The questions it raised dealt with values, Ethics, the development of the individual Member in the organization, the relation of the Client with the bureaucracy, and the broad Problems of urbanism, technology, and Violence.
The overriding tone of the new public Administration was a moral tone.
The new public administration can be Viewed as a call for independence from Both political science (it was not, after All, ever called the new politics of Bureaucracy) and management (since Man-agement always had been emphatically Technical rather than normative in Approach).
And it developed with strong geographic Communities –tightly knit neighborhoods and Towns. today’s environment demands institutions that Are extremely flexible and adaptable it demands institutions that deliver high Quality goods and services,
It demands institutions that are responsive to Their customers, offering choices of Non standardized services; that lead by Persuasion and incentives rather than Commands; that give their employees a sense of Meaning and control, even ownership. It demands institutions that empower citizens them Rather than simply serving them. Most government institutions Perform increasingly complex tasks, in competitive, rapidly changing Environments, with customers who Want quality and choice.

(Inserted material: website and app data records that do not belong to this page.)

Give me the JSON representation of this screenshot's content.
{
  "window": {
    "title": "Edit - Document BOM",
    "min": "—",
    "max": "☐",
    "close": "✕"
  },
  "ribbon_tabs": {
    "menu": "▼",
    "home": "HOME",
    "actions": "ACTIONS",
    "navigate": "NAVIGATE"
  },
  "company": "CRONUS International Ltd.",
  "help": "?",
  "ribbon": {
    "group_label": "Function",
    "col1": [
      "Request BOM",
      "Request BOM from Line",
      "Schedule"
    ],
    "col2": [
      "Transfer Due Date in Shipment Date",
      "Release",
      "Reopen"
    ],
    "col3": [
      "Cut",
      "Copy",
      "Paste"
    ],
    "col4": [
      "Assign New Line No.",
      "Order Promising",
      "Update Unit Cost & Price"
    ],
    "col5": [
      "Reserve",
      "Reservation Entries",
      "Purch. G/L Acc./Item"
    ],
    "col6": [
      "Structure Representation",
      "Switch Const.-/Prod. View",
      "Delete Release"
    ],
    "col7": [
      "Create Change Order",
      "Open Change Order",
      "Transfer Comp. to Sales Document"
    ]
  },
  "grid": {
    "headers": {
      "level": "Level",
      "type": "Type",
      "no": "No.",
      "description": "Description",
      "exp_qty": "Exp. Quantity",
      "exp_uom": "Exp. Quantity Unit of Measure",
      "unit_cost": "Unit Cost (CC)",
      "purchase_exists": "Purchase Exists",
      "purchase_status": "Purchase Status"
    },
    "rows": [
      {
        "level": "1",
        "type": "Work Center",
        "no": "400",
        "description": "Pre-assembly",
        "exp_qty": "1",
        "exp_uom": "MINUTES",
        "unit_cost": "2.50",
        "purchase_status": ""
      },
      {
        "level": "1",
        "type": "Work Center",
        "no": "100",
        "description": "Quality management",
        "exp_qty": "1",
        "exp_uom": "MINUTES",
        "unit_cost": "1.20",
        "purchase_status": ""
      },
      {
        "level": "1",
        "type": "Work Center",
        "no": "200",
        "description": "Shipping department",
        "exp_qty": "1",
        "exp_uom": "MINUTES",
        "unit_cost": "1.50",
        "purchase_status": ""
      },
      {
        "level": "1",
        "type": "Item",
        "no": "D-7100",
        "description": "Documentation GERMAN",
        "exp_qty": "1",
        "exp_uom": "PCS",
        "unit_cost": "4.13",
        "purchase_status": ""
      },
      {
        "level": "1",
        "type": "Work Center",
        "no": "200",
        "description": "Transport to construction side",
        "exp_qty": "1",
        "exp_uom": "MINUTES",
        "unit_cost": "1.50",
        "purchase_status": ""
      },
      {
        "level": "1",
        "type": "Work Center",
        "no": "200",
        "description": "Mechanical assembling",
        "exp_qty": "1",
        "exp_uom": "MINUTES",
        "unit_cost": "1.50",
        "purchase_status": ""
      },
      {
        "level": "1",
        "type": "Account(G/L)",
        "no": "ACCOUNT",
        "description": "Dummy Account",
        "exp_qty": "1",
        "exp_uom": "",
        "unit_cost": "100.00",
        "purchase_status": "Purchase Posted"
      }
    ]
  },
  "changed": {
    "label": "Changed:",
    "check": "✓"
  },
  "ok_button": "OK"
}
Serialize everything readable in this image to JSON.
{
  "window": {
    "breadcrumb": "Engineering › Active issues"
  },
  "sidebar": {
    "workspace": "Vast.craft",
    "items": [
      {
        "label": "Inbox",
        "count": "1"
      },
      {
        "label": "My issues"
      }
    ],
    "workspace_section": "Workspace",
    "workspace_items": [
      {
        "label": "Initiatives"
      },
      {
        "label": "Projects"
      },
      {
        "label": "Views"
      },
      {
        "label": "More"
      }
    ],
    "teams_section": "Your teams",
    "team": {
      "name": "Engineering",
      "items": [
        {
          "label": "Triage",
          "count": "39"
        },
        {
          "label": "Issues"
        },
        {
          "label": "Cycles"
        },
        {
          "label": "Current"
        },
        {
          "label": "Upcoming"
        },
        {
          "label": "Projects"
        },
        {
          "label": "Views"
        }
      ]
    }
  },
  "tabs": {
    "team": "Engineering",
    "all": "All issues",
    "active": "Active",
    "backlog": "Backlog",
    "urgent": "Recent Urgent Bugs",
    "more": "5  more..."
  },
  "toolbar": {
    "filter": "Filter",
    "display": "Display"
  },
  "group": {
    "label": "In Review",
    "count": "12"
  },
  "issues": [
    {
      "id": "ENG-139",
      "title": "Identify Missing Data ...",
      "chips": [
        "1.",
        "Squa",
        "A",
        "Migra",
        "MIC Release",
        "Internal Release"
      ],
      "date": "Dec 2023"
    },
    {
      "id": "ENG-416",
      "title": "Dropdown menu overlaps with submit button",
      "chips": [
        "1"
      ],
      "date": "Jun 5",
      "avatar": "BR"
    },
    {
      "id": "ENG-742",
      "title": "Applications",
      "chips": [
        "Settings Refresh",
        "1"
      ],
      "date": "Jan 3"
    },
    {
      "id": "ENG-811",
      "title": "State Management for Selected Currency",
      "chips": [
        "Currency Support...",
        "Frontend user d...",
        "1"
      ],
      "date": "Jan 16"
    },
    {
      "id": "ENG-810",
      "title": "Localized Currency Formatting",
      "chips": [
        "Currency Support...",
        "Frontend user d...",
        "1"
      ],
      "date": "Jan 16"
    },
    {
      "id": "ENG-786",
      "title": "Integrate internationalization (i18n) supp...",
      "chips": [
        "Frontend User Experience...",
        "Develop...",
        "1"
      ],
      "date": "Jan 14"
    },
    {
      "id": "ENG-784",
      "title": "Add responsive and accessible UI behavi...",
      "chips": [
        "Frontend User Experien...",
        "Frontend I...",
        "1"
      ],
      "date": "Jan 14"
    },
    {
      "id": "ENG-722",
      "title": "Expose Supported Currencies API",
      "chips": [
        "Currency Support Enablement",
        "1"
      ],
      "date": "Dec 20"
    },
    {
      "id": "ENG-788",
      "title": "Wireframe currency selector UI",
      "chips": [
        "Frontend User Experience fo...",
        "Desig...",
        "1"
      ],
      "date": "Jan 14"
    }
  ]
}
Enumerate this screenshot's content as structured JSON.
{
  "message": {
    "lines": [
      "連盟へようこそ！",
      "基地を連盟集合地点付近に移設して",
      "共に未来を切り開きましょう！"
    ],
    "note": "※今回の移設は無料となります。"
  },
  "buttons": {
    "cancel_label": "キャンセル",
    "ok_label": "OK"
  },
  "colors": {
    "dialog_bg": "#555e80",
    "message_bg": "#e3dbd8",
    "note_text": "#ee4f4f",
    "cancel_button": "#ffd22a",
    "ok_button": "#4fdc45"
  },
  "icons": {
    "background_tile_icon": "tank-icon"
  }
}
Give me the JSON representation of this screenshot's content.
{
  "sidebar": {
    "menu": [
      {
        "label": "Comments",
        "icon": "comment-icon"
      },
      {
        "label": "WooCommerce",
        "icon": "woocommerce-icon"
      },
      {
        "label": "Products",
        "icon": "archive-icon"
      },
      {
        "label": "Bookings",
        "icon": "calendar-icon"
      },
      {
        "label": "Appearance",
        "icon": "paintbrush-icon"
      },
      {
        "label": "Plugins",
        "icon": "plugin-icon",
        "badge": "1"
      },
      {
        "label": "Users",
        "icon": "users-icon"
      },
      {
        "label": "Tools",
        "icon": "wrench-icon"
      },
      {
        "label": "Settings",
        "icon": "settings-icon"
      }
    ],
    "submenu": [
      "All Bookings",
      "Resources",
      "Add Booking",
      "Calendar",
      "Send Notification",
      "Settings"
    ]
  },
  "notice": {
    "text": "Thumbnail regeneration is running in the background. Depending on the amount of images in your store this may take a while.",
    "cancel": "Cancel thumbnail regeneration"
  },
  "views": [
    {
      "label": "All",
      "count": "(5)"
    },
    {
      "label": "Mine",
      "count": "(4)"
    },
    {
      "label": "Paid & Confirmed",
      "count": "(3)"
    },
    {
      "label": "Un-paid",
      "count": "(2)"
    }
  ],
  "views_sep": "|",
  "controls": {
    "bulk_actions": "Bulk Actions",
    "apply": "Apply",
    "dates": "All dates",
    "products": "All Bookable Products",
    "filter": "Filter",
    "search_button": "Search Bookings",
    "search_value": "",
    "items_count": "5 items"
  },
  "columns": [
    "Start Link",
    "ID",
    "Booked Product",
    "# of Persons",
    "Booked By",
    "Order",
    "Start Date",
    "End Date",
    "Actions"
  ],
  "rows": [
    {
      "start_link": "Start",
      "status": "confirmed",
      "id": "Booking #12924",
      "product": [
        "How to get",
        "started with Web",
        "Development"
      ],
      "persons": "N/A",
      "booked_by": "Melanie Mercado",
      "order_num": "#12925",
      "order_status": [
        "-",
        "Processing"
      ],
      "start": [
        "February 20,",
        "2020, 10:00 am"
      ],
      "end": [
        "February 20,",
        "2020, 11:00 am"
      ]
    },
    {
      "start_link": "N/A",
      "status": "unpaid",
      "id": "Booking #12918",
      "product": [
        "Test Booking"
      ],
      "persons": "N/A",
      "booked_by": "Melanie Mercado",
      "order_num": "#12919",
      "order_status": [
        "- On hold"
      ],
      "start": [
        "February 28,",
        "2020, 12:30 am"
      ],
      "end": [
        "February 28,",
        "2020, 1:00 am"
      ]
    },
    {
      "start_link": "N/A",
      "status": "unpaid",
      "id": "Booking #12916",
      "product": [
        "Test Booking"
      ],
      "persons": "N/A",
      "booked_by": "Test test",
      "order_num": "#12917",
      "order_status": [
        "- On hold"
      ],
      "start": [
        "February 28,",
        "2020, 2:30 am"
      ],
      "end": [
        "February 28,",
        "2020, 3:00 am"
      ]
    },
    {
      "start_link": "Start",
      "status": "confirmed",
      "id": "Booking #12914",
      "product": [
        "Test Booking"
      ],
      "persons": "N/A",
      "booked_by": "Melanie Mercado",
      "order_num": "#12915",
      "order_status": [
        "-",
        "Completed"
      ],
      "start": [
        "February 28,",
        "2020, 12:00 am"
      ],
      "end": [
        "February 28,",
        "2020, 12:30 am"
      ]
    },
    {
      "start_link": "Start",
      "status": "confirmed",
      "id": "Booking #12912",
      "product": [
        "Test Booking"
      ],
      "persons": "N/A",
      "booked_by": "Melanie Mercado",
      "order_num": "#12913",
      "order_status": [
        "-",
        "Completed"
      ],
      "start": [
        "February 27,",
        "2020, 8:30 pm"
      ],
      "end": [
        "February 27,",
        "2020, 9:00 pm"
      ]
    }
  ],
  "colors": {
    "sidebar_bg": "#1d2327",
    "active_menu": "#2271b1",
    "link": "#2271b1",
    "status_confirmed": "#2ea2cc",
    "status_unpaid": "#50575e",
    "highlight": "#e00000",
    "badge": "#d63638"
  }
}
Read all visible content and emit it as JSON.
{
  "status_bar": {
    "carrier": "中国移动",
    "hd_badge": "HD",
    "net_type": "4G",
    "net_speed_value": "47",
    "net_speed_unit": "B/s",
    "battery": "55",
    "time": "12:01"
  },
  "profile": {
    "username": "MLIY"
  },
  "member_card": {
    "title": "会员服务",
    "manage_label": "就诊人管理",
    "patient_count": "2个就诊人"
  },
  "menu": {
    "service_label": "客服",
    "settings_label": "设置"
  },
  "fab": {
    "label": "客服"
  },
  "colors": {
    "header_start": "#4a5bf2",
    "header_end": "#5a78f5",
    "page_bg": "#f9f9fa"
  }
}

David Osborne and Ted Gabler in reinventing government (1992) introduced the concept of Entrepreunial government.
1. Catalytic government: Steering rather than rowing.
2. Community owned government: Empowering rather than serving.
3. Competitive government: Injecting competition into service delivery.
4. Mission-driven government: Transforming rule-driven organization.
5. Results-oriented government: Funding outcomes, no inputs.
6. Customer-driven government: Meeting the needs of the customer, not the bureaucracy.
7. Enterprising government: Eraning rather than spending.
8. Anticipatory government: Prevention rather than cure.
9. Decentralized government: From hierarchy to participation and Teamwork.
10. Market-oriented government: Leveraging change through the market.
The New Public Management (NPM)
In the early 1990's, a new managerial Approach to public administration began to Take hold. Like the traditional managerial Approach at its inception, the new approach Is reform-oriented and seeks to improve Public sector performance
It starts from the premise that traditional, bureaucratically organized public Administration is "broke" and "broken“, and Consequently the public has lost faith in Government.
In the U.S. NPM approach was adopted by Vice president Al Gor's national Performance review (NPR). Its 1993 Report, from red tape to results: Creating a government that works Better & costs less, explicitly sought a New customer service contract with The people, a new guarantee of effective, efficient and responsive government.
It called for among others: putting Customers first, making service Organizations compete, creating Market dynamics, using market Mechanisms to solve problems, Empowering employees to get results, Decentralization decision making Power, streamlining the budget Process, decentralization personnel Policy, and streamlining procurement.
Today, the NPM is becoming the Dominant managerial approach. Its key concept-somewhat evolutionary A decade ago- are now the standard Language of public administration. Terms such as "results oriented", "customers focused", "employee empowerment", "entrepreneurship", and "outsourcing", have dominated the Mainstream.
Overall, public administrative Culture is changing to be more flexible, innovative, problem solving, Entrepreneurial, and enterprising as Opposed to rule-bound, process oriented, and focused on inputs Rather than results.